Task instructions: The records follow. Filter them to the lines that hold "icon".

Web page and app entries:
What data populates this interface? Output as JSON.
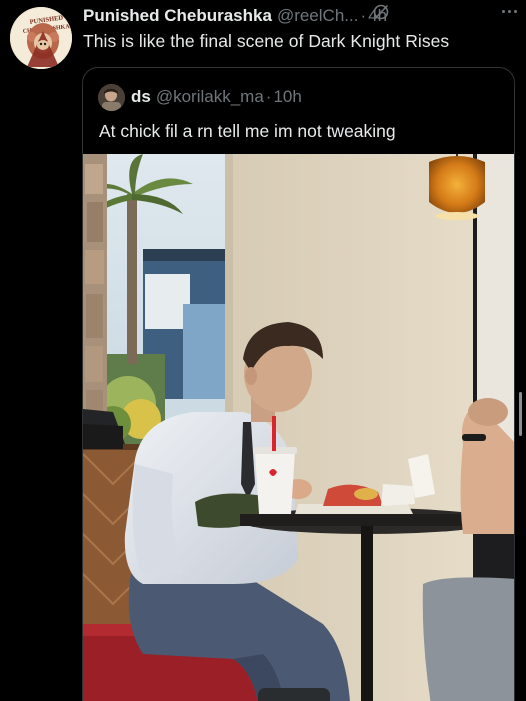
{
  "post": {
    "display_name": "Punished Cheburashka",
    "handle": "@reelCh...",
    "separator": "·",
    "time": "4h",
    "text": "This is like the final scene of Dark Knight Rises",
    "avatar_text": [
      "PUNISHED",
      "CHEBURASHKA"
    ],
    "grok_icon": "slash-circle-icon",
    "more_icon": "more-horizontal-icon"
  },
  "quote": {
    "display_name": "ds",
    "handle": "@korilakk_ma",
    "separator": "·",
    "time": "10h",
    "text": "At chick fil a rn tell me im not tweaking",
    "photo": "man praying over meal at restaurant table"
  },
  "colors": {
    "background": "#000000",
    "text_primary": "#e7e9ea",
    "text_secondary": "#71767b",
    "border": "#2f3336"
  }
}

Written answer:
    "grok_icon": "slash-circle-icon",
    "more_icon": "more-horizontal-icon"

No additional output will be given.